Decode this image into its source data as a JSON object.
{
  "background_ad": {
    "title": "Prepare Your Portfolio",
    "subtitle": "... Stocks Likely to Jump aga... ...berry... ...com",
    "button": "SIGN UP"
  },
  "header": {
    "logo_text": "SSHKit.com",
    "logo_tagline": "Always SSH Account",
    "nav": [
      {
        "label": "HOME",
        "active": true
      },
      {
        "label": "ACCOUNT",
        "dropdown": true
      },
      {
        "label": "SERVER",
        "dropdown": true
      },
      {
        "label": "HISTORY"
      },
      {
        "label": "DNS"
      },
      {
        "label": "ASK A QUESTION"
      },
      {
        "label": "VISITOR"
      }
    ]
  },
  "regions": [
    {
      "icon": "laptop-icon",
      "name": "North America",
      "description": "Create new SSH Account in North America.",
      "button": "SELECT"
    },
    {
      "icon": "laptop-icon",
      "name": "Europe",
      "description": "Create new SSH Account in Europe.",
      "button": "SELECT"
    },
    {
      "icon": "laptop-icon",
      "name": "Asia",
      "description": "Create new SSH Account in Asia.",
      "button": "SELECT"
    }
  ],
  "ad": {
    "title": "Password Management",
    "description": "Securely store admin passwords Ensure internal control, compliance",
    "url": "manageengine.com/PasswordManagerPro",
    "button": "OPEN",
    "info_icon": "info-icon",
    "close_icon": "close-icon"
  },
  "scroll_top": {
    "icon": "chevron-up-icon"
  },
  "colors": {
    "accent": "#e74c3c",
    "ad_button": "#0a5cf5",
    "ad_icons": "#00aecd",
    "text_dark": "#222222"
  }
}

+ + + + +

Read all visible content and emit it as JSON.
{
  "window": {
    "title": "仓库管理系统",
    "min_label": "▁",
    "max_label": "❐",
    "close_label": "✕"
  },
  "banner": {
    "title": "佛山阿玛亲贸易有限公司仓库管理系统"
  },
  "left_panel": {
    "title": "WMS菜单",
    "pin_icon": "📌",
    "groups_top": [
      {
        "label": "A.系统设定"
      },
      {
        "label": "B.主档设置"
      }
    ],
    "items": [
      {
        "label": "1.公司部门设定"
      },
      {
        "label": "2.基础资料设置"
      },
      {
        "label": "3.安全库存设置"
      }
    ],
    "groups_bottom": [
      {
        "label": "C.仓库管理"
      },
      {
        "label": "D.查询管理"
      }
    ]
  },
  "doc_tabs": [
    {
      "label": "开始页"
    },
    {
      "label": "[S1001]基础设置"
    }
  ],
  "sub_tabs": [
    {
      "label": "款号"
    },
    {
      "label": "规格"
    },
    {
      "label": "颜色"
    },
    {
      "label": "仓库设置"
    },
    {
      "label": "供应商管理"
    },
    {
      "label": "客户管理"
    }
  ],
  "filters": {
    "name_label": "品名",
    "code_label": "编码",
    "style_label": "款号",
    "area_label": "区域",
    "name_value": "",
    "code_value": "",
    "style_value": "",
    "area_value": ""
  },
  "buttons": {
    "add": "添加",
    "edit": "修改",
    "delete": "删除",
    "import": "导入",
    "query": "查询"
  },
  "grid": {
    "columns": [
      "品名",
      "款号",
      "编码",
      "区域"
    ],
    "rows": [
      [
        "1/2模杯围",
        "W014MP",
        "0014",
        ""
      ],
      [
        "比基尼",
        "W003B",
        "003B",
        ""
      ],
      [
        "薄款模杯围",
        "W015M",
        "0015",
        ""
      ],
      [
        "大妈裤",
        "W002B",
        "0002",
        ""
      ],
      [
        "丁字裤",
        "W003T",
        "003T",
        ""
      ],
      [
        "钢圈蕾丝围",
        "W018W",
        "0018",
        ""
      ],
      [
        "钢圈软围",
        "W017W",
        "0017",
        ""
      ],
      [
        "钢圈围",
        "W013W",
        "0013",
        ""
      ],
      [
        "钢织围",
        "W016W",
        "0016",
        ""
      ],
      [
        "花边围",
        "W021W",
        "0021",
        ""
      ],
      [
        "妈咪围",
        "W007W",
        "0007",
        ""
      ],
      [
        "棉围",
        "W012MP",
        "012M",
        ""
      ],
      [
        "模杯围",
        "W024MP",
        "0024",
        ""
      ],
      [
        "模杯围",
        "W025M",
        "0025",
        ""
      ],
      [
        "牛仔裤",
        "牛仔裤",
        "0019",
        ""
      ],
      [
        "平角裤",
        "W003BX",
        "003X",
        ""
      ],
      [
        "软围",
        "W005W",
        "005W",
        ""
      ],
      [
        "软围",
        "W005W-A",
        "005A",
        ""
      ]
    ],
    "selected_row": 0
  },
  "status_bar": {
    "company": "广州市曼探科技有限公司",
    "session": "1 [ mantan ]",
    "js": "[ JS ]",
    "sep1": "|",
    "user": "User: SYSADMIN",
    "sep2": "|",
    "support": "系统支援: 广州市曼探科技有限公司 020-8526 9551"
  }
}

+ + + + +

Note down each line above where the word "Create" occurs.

Output ▸
      "description": "Create new SSH Account in North America.",
      "description": "Create new SSH Account in Europe.",
      "description": "Create new SSH Account in Asia.",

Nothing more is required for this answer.